A set that reminds me a lot of my first collecting days is the 30-card Team MVP insert. They use the simple design of the 1989 Donruss set. It's not my favorite, by any means, but it is a usually pleasant design. Of course, if you have a dresser drawer full of them the design gets dull very quickly.
Last for the inserts, with a somewhat-1988ish border design, The Rookies is back in this 16 card set. It's not as true to the 1988 design as others are to their years, as the '88 set had horizontal and parallel lines with some black mixed in.
Beckett lists 39 different buyback autograph subjects that were randomly inserted in packs, appearing to be numbered between 3 and 86 copies each. 

Overall, I like the set. Let's face it, this is a throwback set. And I'm okay with that. I hope that in the future, Panini goes one of two ways. It can move forward, and turn this into its flagship baseball brand, expanding the size of the base set, but I would like for it to drop the throwback edge if they do. Or they can keep it as a throwback set, reusing or re-imagining old designs and keeping the set small. I'd hope if that was the case they bring back Score or another brand to create a full 600+ card set with purely active players. Actually, if Panini could secure an MLB license, that would be a great time to bring back Leaf for a high-quality photo based issue.

As for this Donruss issue, the not-quite-reprint throwback style works for my taste. I have the base set purchased already (without SPs). I collect Diamond Kings so those will be on my want list. It's probably going to be impossible to finish, but I'd like the box toppers too. Panini inserts are difficult to come by in Japan, otherwise I'd probably add several of the other sets to my collection as well! I am really hoping to find a bunch of these cards somewhere in my travels around Tokyo in the next few weeks.


  1. What I'm assuming is the "base" design seems to be an odd fusion of 1987 Donruss with 1978 Topps. And I agree, the borders are way too thick. This set suffers from design overload. Many of these look like they shouldn't have made it past the concept stage. It's clear what they were trying to do, but they really could have refined the concepts a bit more before pulling the trigger. Too many are just so close to being faithful to the originals, but far enough off that it seems the designers just couldn't be bothered to finish the job. And they definitely want to make sure you know what brand these are with the size of that Donruss logo.

    I give Panini an B for thought, but a D for execution. There is just too much going on with this set, and almost none of it is done well. Thankfully none of my players have cards in these sets, so I can give it a miss. Panini seriously needs to lose it's current group of card designers. I consistently see better designs as customs on various blogs and message boards.

    Despite having now crapped all over the set, I did enjoy your coverage of it! I am now informed to the point where I will not be tempted to buy any of it.

  2. I think I agree with Jason`s review - they do a good job of making the cards look Donruss-y, but take that mission way too far and ruin the eye appeal of the card (particularly with the thick borders).

    And oh god, I had completely blocked the memory of 1991 Leaf Studio from my head for the past 23 years, but now that you mentioned it all the awfulness of that set has come flooding back.

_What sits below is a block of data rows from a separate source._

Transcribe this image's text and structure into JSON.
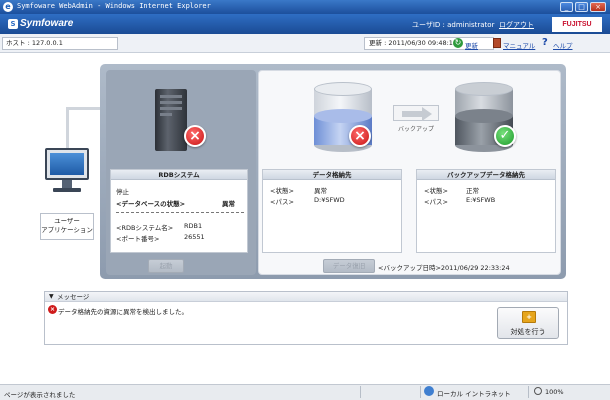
{
  "window": {
    "title": "Symfoware WebAdmin - Windows Internet Explorer",
    "minimize": "_",
    "maximize": "□",
    "close": "×"
  },
  "header": {
    "logo": "Symfoware",
    "user": "ユーザID : administrator",
    "logout": "ログアウト",
    "brand": "FUJITSU"
  },
  "toolbar": {
    "host": "ホスト : 127.0.0.1",
    "updated": "更新 : 2011/06/30 09:48:13",
    "refresh": "更新",
    "manual": "マニュアル",
    "help": "ヘルプ"
  },
  "user_app": {
    "label_line1": "ユーザー",
    "label_line2": "アプリケーション"
  },
  "rdb": {
    "header": "RDBシステム",
    "status": "停止",
    "db_state_label": "<データベースの状態>",
    "db_state_value": "異常",
    "system_name_label": "<RDBシステム名>",
    "system_name_value": "RDB1",
    "port_label": "<ポート番号>",
    "port_value": "26551",
    "start_button": "起動"
  },
  "backup_flow": {
    "label": "バックアップ"
  },
  "data_store": {
    "header": "データ格納先",
    "state_label": "<状態>",
    "state_value": "異常",
    "path_label": "<パス>",
    "path_value": "D:¥SFWD"
  },
  "backup_store": {
    "header": "バックアップデータ格納先",
    "state_label": "<状態>",
    "state_value": "正常",
    "path_label": "<パス>",
    "path_value": "E:¥SFWB"
  },
  "recovery": {
    "button": "データ復旧",
    "backup_datetime": "<バックアップ日時>2011/06/29 22:33:24"
  },
  "messages": {
    "header": "メッセージ",
    "text": "データ格納先の資源に異常を検出しました。",
    "action_button": "対処を行う"
  },
  "statusbar": {
    "left": "ページが表示されました",
    "zone": "ローカル イントラネット",
    "zoom": "100%"
  },
  "colors": {
    "error": "#c81313",
    "ok": "#1c9a2a",
    "header_blue": "#2f6ec4"
  }
}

Do we really need to be inflicting this on another generation of collectors (I ask rhetorically)?

  3. Jason and Sean: I really want to like this set. It's priced out of my range though, especially for what I want to pay. The almost-the-same designs and bold colors actually stand out as something good for me compared to Topps' "same-as-always" ideas. '91 Studio was wonderful and horrible at the same time, and I agree that there are so many better custom sets out there. But given what I have choices for, I'll take it... if it comes cheap.